In fact, it is William Ogletree, a 62-year-old Texas attorney who is the owner of one "expensive black leather coat . . . made by Polo, size X-Large, [with] a plaid lining."  Or at least he was the owner of one of those, until he left it in a food court at Houston Intercontinental Airport on December 30, 2009.  Said coat now esta desaparecido.

In a letter obtained and posted by The Smoking Gun, Ogletree threatened litigation if one or more of the relevant entities did not either produce the coat or pay him $800 for the cost of a new coat.  "I have diligently attempted but failed to determine which of the above-addressed entities is responsible for the area and who should have collected the coat, kept it in a secure place and held it for a reasonable period of time for the owner to locate it," Ogletree wrote in a letter to Continental Airlines, the food court operator and the City of Houston.  "I contend that one or more of the parties breached their duty under the bailment laws of the State of Texas and could be responsible for intentional conduct and how they manage lost and found items for which they are responsible. . . . I am looking forward to discovering how all of you deal with lost property . . . I suspect your record is dismal and that employee theft runs rampant."

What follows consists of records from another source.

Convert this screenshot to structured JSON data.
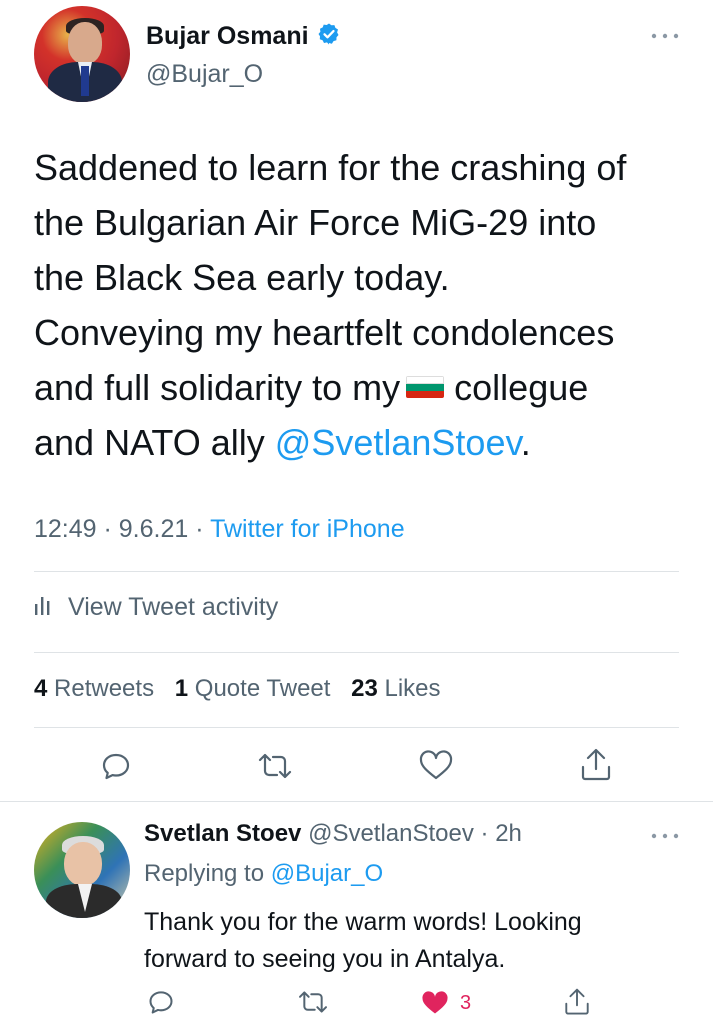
{
  "tweet": {
    "author": {
      "name": "Bujar Osmani",
      "handle": "@Bujar_O",
      "verified": true,
      "avatar_icon": "profile-photo"
    },
    "more_icon": "more-icon",
    "text_lines": [
      "Saddened to learn for the crashing of",
      "the Bulgarian Air Force MiG-29 into",
      "the Black Sea early today.",
      "Conveying my heartfelt condolences",
      "and full solidarity to my",
      "collegue",
      "and NATO ally",
      "@SvetlanStoev",
      "."
    ],
    "flag": {
      "name": "bulgaria-flag",
      "colors": [
        "#ffffff",
        "#00966e",
        "#d62612"
      ]
    },
    "time": "12:49",
    "date": "9.6.21",
    "source": "Twitter for iPhone",
    "separator": " · ",
    "activity_label": "View Tweet activity",
    "stats": {
      "retweets_count": "4",
      "retweets_label": "Retweets",
      "quotes_count": "1",
      "quotes_label": "Quote Tweet",
      "likes_count": "23",
      "likes_label": "Likes"
    },
    "actions": [
      "reply-icon",
      "retweet-icon",
      "like-icon",
      "share-icon"
    ]
  },
  "reply": {
    "author": {
      "name": "Svetlan Stoev",
      "handle": "@SvetlanStoev",
      "time": "2h",
      "separator": " · "
    },
    "replying_to_label": "Replying to",
    "replying_to_handle": "@Bujar_O",
    "text_lines": [
      "Thank you for the warm words! Looking",
      "forward to seeing you in Antalya."
    ],
    "like_count": "3",
    "liked": true
  },
  "colors": {
    "link": "#1d9bf0",
    "text": "#0f1419",
    "secondary": "#536471",
    "liked": "#e0245e"
  }
}
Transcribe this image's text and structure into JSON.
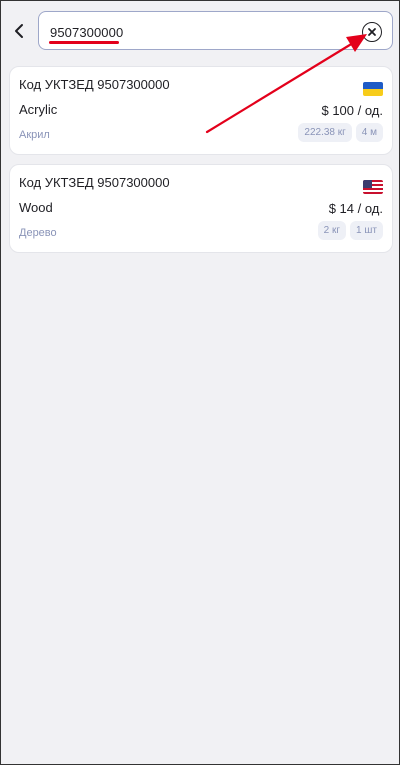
{
  "search": {
    "value": "9507300000"
  },
  "results": [
    {
      "code": "Код УКТЗЕД 9507300000",
      "flag": "ukraine-flag",
      "name": "Acrylic",
      "price": "$ 100 / од.",
      "subtitle": "Акрил",
      "tags": [
        "222.38 кг",
        "4 м"
      ]
    },
    {
      "code": "Код УКТЗЕД 9507300000",
      "flag": "usa-flag",
      "name": "Wood",
      "price": "$ 14 / од.",
      "subtitle": "Дерево",
      "tags": [
        "2 кг",
        "1 шт"
      ]
    }
  ],
  "annotation_color": "#e3001b"
}
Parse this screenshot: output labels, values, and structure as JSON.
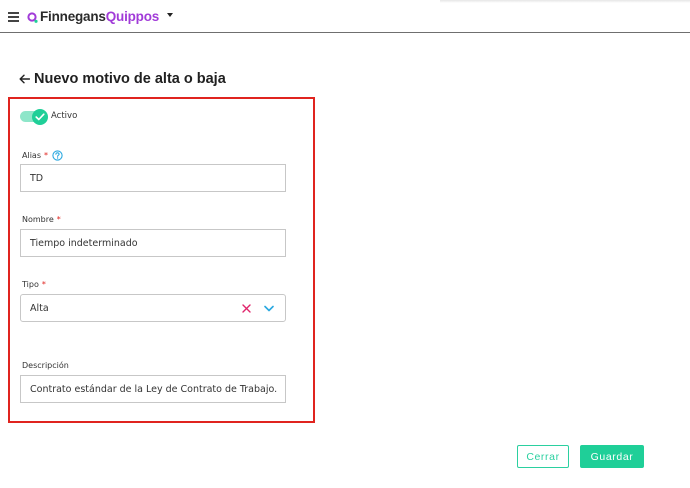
{
  "header": {
    "app_name_part1": "Finnegans",
    "app_name_part2": "Quippos",
    "icons": [
      "menu-icon",
      "logo-icon",
      "caret-down-icon"
    ]
  },
  "page": {
    "title": "Nuevo motivo de alta o baja"
  },
  "form": {
    "active_toggle": {
      "label": "Activo",
      "checked": true
    },
    "alias": {
      "label": "Alias",
      "required": "*",
      "value": "TD"
    },
    "nombre": {
      "label": "Nombre",
      "required": "*",
      "value": "Tiempo indeterminado"
    },
    "tipo": {
      "label": "Tipo",
      "required": "*",
      "selected": "Alta"
    },
    "descripcion": {
      "label": "Descripción",
      "value": "Contrato estándar de la Ley de Contrato de Trabajo."
    }
  },
  "actions": {
    "cerrar_label": "Cerrar",
    "guardar_label": "Guardar"
  },
  "colors": {
    "accent": "#1fcf98",
    "brand_purple": "#a13bd8",
    "required": "#e0241f",
    "highlight_border": "#e0241f",
    "help_icon": "#2aa8e0",
    "clear_icon": "#e0246b"
  }
}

Ogletree stated that he had eaten at a pizza restaurant in the aforementioned food court on the day of the alleged bailment violation.  He believed the name of the restaurant was "Famiglia," but he said he was more than willing to come to the airport and identify the restaurant and the person who waited on him.  "I remember her very well," he said, "due to how badly she treated me."  He was also quite upset that none of the above-addressed entities had been willing to take responsibility for the tragic events of December 30, and stated his readiness to take the matter to court.  "To avoid this, all of the three entities need to come to an agreement on which party is responsible," Ogletree wrote.

I don't think it should be difficult to come to an agreement on which party is responsible, but I don't think Bill is going to like the answer we agree on.

Link: The Smoking Gun